When the daily grind is getting us down, it’s easy to dream of retirement as a utopian time where we’ll have the freedom – and money – to enjoy life to the full.
But how easily will the reality live up to our expectations?
You may have heard references to how much money you’ll need for a comfortable retirement.
Assuming you own your home outright and are relatively healthy, the current figure stands at $43,695 a year for single Australians and $60,063 a year between the two of you if you’ve got a partner.1
But what exactly does a comfortable retirement look like? How does it differ from a modest retirement lifestyle, at $24,270 a year if you’re single, or $34,911 a year for a couple?2
We take a look at a few key areas to see how your retirement budget might affect your lifestyle, according to Super Guru.
However, this is a guide only – everyone has different priorities and ideas about what constitutes a comfortable lifestyle.
And with careful planning, and clever budgeting and saving, you’ll be in a better position to get the most out of your money, so that even those living on a more modest retirement budget may still be able to afford some of life’s little luxuries.
It’s estimated those living a comfortable retirement lifestyle will be able to afford one annual holiday in Australia, while those on a modest retirement budget will be limited to one or two short breaks close to home each year.3 Of course, saving over a few years will give you different options.
If you’re living on a comfortable retirement budget, you should be able to regularly eat out at restaurants, while those on a modest budget will probably only be able to afford infrequent meals at cheaper restaurants.4
Enjoying a drink
Bottled wine is within reach regularly for those with a comfortable retirement budget. A modest retirement budget may only extend as far as cask wine.5
A comfortable retirement budget may enable you to update your kitchen or bathroom once in a 20-year period, but those with a modest budget will probably only be able to afford repairs, not renovations.6
You should be able to afford to buy and run a reasonable car on a comfortable budget, but a modest budget means you’ll probably have to settle for an older car.7
If you plan to regularly take part in a range of leisure pursuits, you’ll need a comfortable retirement budget. A modest budget is likely to only cover one paid leisure activity, done infrequently.8
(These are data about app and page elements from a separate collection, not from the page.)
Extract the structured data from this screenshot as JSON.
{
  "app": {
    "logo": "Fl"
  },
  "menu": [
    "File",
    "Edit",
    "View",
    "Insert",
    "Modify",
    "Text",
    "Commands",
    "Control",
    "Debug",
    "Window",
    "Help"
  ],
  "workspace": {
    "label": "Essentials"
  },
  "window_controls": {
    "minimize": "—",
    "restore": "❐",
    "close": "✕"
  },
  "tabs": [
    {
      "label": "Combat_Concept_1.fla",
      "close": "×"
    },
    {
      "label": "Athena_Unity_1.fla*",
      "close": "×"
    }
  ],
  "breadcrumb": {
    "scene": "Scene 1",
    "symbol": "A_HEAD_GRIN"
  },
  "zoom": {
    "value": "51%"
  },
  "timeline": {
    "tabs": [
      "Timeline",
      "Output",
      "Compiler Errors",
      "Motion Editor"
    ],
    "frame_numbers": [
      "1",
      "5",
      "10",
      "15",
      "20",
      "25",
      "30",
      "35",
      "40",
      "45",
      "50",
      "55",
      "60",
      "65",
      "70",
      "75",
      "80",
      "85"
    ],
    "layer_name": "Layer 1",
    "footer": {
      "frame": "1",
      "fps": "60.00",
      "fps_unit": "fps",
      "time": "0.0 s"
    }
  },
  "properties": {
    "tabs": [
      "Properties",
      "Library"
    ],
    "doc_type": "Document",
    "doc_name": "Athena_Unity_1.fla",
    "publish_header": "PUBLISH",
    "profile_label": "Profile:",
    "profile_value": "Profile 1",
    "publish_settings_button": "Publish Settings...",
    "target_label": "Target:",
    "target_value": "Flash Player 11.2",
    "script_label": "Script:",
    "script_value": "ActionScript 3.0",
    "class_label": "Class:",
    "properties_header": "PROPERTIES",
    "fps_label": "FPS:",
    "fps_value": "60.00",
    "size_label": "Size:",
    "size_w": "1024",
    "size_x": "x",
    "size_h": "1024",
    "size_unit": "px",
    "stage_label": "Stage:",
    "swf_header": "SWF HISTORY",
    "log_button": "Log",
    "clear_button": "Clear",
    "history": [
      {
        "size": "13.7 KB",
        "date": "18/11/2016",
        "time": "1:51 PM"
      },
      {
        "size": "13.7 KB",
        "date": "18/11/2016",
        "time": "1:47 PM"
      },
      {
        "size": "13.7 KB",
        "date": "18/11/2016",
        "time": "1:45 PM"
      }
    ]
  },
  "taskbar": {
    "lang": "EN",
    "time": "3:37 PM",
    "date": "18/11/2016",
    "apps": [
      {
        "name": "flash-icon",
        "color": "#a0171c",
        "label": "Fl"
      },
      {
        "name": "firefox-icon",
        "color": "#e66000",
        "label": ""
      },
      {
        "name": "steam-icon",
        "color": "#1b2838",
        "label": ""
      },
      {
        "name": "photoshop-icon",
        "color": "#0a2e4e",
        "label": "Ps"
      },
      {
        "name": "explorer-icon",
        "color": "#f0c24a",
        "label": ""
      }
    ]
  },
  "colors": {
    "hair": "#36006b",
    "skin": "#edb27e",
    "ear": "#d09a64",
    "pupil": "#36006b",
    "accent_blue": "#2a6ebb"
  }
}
If how you dress is important to you, you’ll probably need a comfortable retirement budget to afford to update your wardrobe regularly with good quality clothes, as on a modest budget it’s likely you’ll need to be more careful with what clothes you buy and you won’t be able to update as frequently.9
Just Cuts or pensioner special day will most likely be the limit for you if you’re living off a modest budget in retirement. To afford a better salon, you’ll need to be living a comfortable retirement.10
Are you on track?
If you’re not sure if you’ll be able to afford the retirement you’ve fantasised about, check your super balance to see where you stand. If you’re an AMP customer, you can do this by registering or logging in to My AMP.
You can also compare your super balance to the average in your age range in Australia, to see how you stack up against your peers.
If you’re on track for a comfortable retirement, it is estimated that singles will need retirement savings (calculated in today’s dollars and assuming you draw down all available capital and receive a part age pension) of $545,000, and couples will need $640,000.11
It’s not too late
If you had grander plans for your golden years, but you’re not currently on track for the type of retirement you want it’s not too late to do something about it.
There are several ways you can give your super a boost including:
- searching for lost super
- salary sacrificing
- making additional before-tax or after-tax contributions
- receiving contributions from your spouse.
For more help in achieving the standard of life you want in retirement, speak to your financial adviser or, if you don’t have an adviser, find one using our online tool or by calling us on 131 267.
The rise of the "inheritance impatience syndrome" seems to be impacting how some adult children act as their parent's attorney.